[Problem to solve] Check every line of the data below for the string "JSON", and copy the ones that hold it.

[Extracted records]
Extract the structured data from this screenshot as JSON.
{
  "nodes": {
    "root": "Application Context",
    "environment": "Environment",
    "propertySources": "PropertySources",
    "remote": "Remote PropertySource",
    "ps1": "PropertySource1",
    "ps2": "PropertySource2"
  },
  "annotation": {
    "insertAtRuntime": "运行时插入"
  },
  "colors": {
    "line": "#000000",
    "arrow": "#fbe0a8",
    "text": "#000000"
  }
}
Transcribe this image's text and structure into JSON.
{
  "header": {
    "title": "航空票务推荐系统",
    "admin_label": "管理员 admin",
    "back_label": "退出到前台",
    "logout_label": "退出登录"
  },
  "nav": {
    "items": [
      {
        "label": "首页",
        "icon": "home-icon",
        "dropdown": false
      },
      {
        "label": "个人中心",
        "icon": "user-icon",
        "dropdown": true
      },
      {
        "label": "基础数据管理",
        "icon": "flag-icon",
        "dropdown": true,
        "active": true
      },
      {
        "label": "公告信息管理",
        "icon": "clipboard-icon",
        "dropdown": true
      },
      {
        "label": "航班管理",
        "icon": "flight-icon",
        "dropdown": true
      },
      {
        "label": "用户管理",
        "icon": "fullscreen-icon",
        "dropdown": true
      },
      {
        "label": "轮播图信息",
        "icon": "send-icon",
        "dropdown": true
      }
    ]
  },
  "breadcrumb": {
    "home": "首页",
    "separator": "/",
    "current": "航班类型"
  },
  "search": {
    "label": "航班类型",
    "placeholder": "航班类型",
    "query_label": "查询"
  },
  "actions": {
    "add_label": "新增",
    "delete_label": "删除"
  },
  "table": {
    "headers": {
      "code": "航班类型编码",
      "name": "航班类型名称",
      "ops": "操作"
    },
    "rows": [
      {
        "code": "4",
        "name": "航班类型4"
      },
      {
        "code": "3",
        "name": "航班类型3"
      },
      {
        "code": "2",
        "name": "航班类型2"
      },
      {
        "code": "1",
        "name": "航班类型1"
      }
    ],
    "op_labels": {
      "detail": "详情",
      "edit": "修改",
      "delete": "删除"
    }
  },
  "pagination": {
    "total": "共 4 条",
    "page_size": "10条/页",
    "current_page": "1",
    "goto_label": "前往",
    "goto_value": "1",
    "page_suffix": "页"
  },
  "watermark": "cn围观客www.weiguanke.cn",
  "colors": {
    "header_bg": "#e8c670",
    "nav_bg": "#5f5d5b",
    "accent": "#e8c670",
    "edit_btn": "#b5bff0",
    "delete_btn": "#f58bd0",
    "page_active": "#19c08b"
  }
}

[The answer]
Extract the structured data from this screenshot as JSON.
Transcribe this image's text and structure into JSON.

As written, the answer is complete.